On June 23, Stagecoach/Virgin’s three-year tenure of the East Coast franchise will come to an end and the state will take over. Former transport minister Norman Baker predicts more trouble ahead

 

 

In less than a month’s time, the government will take direct control of the East Coast intercity franchise – renationalising the flagship London-Scotland route for the second time in a decade.

Stagecoach/Virgin, which has operated Virgin Trains East Coast (VTEC) since March 2015, was unable to agree new terms with transport secretary Chris Grayling after projected growth in passenger numbers fell short of expectations. Grayling announced last week that the current deal would end on June 23 and would be replaced by a new state-controlled entity, London and North Eastern Railway (LNER).
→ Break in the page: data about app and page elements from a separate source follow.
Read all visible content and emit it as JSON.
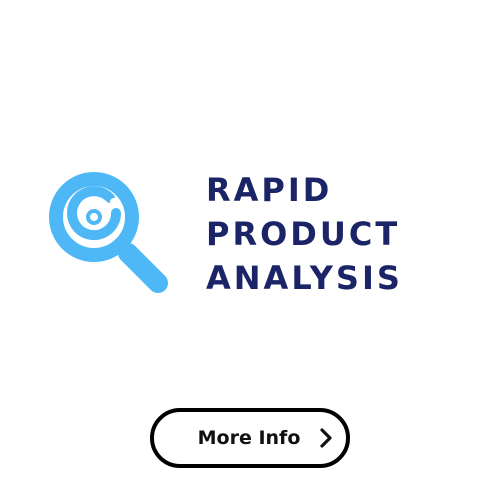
{
  "brand": {
    "title_lines": [
      "RAPID",
      "PRODUCT",
      "ANALYSIS"
    ],
    "title_color": "#1a2466",
    "icon_color": "#4db8f5",
    "icon": "magnifier-icon"
  },
  "cta": {
    "label": "More Info",
    "icon": "chevron-right-icon"
  }
}
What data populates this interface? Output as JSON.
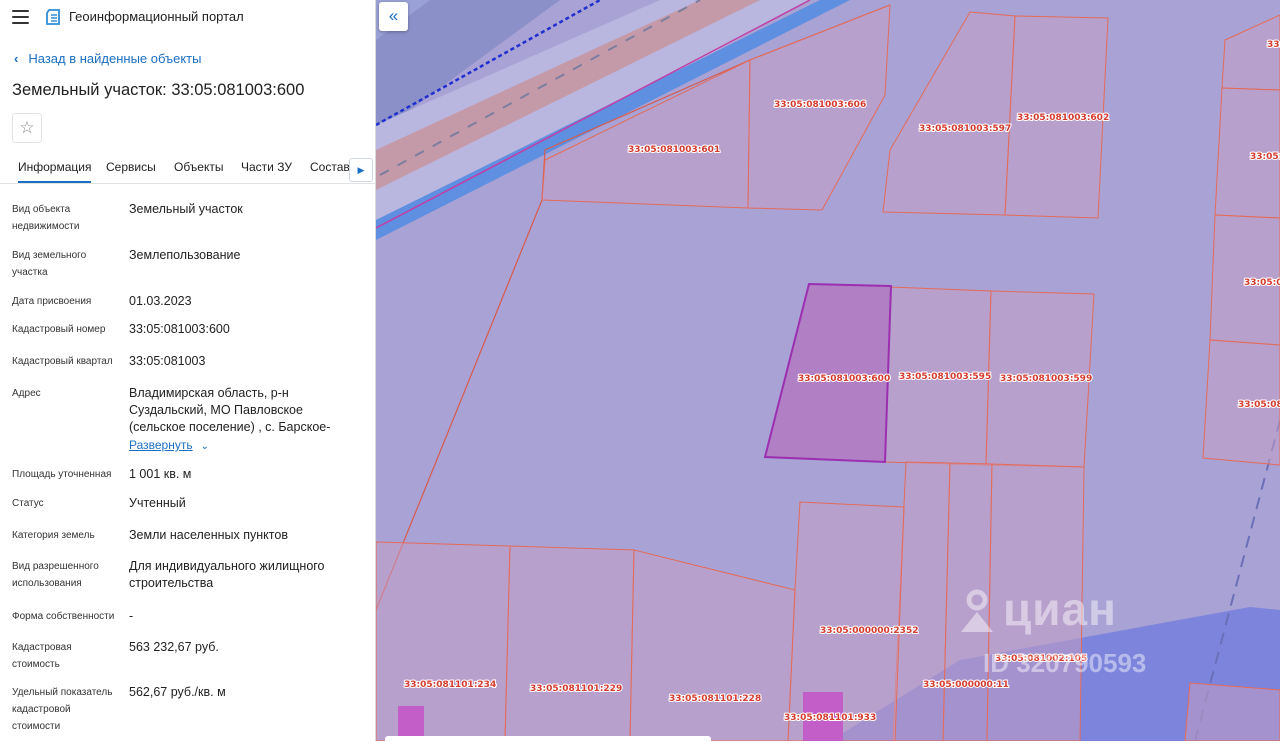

It’s the third time that ministers have taken direct control of a rail franchise, after Southeastern in 2003 and East Coast in 2009. But with passenger numbers now falling short of expectations in many areas, they could face more tough decisions about whether to agree new terms or step in.

I predict, with no joy, that the East Coast franchise is not the only one that is coming down the track towards the buffers.
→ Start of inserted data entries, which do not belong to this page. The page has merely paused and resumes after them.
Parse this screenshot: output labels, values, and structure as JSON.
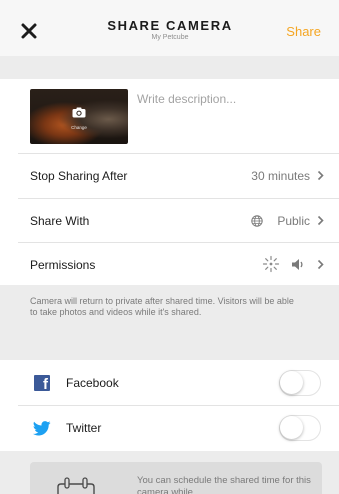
{
  "header": {
    "title": "SHARE CAMERA",
    "subtitle": "My Petcube",
    "share_label": "Share",
    "accent_color": "#f5a623"
  },
  "media": {
    "thumbnail_label": "Change",
    "description_placeholder": "Write description...",
    "description_value": ""
  },
  "settings": {
    "stop_sharing": {
      "label": "Stop Sharing After",
      "value": "30 minutes"
    },
    "share_with": {
      "label": "Share With",
      "value": "Public",
      "icon": "globe-icon"
    },
    "permissions": {
      "label": "Permissions",
      "icons": [
        "photo-icon",
        "sound-icon"
      ]
    }
  },
  "info": {
    "text": "Camera will return to private after shared time. Visitors will be able to take photos and videos while it's shared."
  },
  "social": [
    {
      "name": "Facebook",
      "icon": "facebook-icon",
      "enabled": false
    },
    {
      "name": "Twitter",
      "icon": "twitter-icon",
      "enabled": false
    }
  ],
  "schedule": {
    "text": "You can schedule the shared time for this camera while..."
  }
}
In this issue of Passenger Transport, former transport minister Norman Baker writes: “I predict, with no joy, that the East Coast franchise is not the only one that is coming down the track towards the buffers.”

 

Further coverage appears in the latest issue of Passenger Transport.

DON’T MISS OUT – GET YOUR COPY! – click here to subscribe!